  • Reach out to the content distributors (Spotify, Pandora, Netflix, etc) and media playback programs (WMP, VLC, Groove, Foobar, etc.) to encourage the use of smart algorithms that limit the volume level based on continuous listening.


Methods to reach the end-consumer

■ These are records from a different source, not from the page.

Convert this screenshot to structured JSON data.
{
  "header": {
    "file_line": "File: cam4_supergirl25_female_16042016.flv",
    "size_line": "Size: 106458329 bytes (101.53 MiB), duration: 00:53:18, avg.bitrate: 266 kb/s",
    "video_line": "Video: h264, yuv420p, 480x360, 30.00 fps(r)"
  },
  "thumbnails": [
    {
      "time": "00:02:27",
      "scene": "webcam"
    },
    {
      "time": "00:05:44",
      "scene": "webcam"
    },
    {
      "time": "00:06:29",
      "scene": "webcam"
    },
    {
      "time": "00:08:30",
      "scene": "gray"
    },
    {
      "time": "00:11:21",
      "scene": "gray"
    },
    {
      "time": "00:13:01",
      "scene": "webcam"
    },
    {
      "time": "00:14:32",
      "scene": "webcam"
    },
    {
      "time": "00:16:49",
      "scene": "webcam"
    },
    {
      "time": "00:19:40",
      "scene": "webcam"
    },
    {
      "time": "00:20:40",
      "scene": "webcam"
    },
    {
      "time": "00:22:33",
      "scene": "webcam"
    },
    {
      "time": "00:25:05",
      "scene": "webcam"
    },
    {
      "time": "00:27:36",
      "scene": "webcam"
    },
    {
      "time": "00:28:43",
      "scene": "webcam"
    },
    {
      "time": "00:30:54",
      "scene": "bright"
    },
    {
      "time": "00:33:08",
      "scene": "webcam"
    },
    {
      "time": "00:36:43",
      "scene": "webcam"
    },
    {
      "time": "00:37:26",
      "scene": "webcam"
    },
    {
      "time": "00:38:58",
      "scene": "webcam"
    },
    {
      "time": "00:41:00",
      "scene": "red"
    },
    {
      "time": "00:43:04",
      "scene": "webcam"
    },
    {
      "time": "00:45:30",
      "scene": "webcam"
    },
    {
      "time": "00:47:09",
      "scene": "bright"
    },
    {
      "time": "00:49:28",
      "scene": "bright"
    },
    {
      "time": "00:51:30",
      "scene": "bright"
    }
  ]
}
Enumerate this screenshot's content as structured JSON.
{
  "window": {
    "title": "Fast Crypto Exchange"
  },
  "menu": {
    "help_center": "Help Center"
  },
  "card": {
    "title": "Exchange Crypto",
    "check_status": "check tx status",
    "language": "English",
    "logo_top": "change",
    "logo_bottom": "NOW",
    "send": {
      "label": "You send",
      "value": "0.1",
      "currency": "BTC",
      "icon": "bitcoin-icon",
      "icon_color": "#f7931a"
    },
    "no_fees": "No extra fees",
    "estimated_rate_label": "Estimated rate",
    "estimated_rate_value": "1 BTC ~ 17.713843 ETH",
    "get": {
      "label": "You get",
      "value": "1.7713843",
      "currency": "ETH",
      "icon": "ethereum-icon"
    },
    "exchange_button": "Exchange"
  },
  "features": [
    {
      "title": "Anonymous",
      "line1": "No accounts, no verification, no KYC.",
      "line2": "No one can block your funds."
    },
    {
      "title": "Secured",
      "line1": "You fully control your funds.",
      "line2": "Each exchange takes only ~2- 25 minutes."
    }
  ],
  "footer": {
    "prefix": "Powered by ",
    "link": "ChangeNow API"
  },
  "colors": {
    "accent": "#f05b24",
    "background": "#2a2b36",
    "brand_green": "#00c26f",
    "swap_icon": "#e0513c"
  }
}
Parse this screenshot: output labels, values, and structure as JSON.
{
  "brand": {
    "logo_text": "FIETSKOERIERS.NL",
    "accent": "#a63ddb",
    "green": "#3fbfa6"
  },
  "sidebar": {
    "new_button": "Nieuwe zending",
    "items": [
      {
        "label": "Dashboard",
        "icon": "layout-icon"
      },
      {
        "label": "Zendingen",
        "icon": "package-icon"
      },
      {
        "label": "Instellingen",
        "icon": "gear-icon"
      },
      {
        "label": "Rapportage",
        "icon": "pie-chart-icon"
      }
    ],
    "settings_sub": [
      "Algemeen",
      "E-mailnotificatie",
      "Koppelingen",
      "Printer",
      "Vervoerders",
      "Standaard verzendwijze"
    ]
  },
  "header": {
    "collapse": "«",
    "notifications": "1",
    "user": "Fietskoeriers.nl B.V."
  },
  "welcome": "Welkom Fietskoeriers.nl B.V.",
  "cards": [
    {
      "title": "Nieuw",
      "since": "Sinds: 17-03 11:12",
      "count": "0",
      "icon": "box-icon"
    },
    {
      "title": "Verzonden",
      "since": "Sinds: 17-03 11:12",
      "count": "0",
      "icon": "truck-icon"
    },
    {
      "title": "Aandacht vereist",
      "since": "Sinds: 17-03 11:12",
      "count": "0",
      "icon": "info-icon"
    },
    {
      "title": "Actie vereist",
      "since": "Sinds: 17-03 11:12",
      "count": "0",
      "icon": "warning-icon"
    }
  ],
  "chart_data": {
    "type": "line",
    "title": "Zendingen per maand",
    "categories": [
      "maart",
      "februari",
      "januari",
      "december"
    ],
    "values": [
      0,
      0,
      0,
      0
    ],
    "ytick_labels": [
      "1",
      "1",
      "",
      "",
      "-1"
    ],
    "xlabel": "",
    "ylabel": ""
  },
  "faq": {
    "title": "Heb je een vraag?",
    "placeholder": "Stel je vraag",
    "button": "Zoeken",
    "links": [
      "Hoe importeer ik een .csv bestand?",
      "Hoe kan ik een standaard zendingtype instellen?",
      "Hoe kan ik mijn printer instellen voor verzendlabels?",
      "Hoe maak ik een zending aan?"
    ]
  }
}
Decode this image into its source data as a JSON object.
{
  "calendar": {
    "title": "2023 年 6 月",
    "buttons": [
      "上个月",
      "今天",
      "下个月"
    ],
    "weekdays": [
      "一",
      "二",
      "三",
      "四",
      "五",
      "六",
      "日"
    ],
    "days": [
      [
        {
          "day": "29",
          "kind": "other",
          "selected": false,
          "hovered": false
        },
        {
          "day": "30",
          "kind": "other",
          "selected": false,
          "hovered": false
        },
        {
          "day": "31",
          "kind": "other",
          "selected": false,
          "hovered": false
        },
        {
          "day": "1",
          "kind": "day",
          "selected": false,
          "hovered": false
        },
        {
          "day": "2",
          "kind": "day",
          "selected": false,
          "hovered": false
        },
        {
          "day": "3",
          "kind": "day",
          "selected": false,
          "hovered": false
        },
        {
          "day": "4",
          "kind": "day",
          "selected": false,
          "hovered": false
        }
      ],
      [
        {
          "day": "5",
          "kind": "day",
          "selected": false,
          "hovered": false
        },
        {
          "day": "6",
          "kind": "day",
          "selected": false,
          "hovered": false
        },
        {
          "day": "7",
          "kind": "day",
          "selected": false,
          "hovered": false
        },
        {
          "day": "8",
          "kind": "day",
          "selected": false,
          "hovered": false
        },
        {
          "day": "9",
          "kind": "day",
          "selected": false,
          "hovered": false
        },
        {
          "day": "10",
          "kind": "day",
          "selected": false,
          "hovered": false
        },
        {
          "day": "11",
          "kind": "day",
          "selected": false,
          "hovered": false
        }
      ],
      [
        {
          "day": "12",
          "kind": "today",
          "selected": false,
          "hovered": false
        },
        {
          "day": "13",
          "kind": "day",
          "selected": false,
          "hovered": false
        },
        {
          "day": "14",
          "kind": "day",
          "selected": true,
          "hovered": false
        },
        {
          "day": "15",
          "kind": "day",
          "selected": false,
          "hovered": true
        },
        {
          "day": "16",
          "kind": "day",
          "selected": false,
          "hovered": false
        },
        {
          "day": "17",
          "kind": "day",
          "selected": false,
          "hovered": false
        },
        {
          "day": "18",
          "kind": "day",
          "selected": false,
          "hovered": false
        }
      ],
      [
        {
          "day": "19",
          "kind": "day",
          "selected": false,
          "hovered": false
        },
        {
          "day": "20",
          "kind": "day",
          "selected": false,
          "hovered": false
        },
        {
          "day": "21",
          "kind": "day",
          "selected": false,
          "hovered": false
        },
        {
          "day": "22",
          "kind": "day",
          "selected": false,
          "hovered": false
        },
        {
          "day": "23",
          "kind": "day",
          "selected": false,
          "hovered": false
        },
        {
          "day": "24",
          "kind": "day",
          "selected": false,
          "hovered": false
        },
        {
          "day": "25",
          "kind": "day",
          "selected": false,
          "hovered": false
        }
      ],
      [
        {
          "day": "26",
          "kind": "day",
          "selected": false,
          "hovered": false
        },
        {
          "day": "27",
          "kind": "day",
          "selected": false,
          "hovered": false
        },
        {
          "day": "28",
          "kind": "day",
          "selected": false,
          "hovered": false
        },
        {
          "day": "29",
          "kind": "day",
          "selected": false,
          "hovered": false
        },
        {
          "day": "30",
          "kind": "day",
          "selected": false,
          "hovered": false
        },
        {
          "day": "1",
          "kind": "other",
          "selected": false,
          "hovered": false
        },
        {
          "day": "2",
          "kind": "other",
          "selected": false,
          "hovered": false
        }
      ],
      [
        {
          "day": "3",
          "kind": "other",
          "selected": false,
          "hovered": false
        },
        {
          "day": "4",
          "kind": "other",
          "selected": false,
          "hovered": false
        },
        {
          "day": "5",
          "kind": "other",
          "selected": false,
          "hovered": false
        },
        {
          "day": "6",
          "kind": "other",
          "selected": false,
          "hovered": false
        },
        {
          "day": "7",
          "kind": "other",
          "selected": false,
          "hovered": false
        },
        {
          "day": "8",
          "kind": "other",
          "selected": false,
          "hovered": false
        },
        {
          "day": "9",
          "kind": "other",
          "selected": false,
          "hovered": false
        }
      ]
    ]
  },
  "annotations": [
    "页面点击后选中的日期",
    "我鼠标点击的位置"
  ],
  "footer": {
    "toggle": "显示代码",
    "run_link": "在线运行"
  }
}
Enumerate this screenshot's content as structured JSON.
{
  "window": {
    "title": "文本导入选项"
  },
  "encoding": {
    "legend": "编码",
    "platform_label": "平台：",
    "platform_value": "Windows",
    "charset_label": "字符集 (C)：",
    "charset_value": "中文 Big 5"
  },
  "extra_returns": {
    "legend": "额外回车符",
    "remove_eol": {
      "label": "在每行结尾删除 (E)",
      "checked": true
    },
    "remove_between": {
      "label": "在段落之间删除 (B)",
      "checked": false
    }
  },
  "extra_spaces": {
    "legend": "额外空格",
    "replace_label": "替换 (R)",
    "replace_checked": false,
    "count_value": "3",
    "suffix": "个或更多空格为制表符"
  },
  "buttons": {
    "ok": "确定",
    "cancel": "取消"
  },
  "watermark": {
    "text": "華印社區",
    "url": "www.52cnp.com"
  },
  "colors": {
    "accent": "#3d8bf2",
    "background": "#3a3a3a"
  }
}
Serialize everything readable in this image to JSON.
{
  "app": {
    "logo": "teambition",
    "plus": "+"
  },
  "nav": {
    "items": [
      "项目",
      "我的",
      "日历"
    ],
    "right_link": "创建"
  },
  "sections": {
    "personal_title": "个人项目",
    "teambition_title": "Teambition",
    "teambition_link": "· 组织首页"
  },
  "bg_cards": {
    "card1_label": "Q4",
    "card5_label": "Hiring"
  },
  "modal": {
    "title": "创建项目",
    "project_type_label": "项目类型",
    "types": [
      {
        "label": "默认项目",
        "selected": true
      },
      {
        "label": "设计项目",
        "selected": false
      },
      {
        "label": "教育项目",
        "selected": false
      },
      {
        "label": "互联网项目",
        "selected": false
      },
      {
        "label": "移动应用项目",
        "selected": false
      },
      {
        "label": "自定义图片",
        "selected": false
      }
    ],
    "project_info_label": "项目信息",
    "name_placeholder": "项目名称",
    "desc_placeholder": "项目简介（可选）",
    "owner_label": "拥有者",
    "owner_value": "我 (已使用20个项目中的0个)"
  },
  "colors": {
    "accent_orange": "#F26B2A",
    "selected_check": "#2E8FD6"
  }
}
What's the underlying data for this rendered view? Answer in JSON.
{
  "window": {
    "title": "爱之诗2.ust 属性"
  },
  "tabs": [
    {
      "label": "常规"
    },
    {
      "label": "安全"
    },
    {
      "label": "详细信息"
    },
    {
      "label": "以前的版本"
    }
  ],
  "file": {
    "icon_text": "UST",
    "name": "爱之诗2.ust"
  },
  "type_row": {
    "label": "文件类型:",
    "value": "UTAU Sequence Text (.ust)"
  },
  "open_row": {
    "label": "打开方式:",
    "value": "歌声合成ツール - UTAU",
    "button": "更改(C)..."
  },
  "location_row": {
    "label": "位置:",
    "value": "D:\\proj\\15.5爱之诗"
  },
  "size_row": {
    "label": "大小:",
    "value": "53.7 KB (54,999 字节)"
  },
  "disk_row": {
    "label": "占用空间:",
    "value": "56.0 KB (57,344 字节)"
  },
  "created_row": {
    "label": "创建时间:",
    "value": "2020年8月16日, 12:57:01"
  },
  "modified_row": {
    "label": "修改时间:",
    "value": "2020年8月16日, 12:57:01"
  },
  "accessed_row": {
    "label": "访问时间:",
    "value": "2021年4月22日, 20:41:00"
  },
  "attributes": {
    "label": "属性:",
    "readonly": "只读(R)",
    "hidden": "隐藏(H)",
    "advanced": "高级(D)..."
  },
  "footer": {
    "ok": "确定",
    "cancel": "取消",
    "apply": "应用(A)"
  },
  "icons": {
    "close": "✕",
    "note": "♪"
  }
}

  • Social media campaign using high profile and popular celebrities to warn of the dangers of hearing loss
    • “This is your brain, this is your brain on drugs”
  • Celebrity endorsement of safety regulations.
  • Warning labels on the headphone/headset devices.
  • Web/Print articles and advertisements evangelizing the dangers.
  • Audible/Visual advertisements (PSA’s) to warn of continued exposure to high volume (Spotify/Pandora/etc.)
    • “The More You Know”
    • Talk shows
    • TED Talk episode
  • Use “headphone only” EDM rave parties to reach young users.
  • Encourage media playback programs to reward the end user to reduce the volume (Nest leaf, Ford Fusion Tree, etc.)
    • Possible reward end user with free music?

Methods to reach the device/product/headset manufacturers

  • Professional publications
    • LinkedIn articles
  • Targeted advertisements
    • DICE/Monster/etc.
  • BBQ representatives to evangelize inside their companies
    • Apple/Samsung/Google/Dell/Lenovo/HP/Asus/Acer/Microsoft/Amazon
  • Articles written and published to industry conferences (conventions)
    •  AES/CES/Computex/IDF/NAMM/IFA/MobileWord Congress/RIAA
  • Help with marketing of improvements in sound quality if regulations are adopted.

Methods to reach content creators

Methods to reach content distributors:

  • Plea to corporate social responsibility to advertise about hearing loss dangers.
  • Reach out using philanthropic organizations (e.g. Gates Foundation)



PCM - CD-A audio files.jpg

MP3 files.jpg

section 7

next section

select a section:
1. Introduction
2. Workgroup Reports Overview
3. The Smartest Person in the Room is the Room: Applications for Virtual and Augmented Music Production
4. Audio Of Things: Audio Features and Security for Smart Homes/Internet of Things
5. A Brief History of Time
6. This Ain’t Your Mom’s Horn Tone
7. Protecting Tomorrow’s Ears
8. Schedule & Sponsors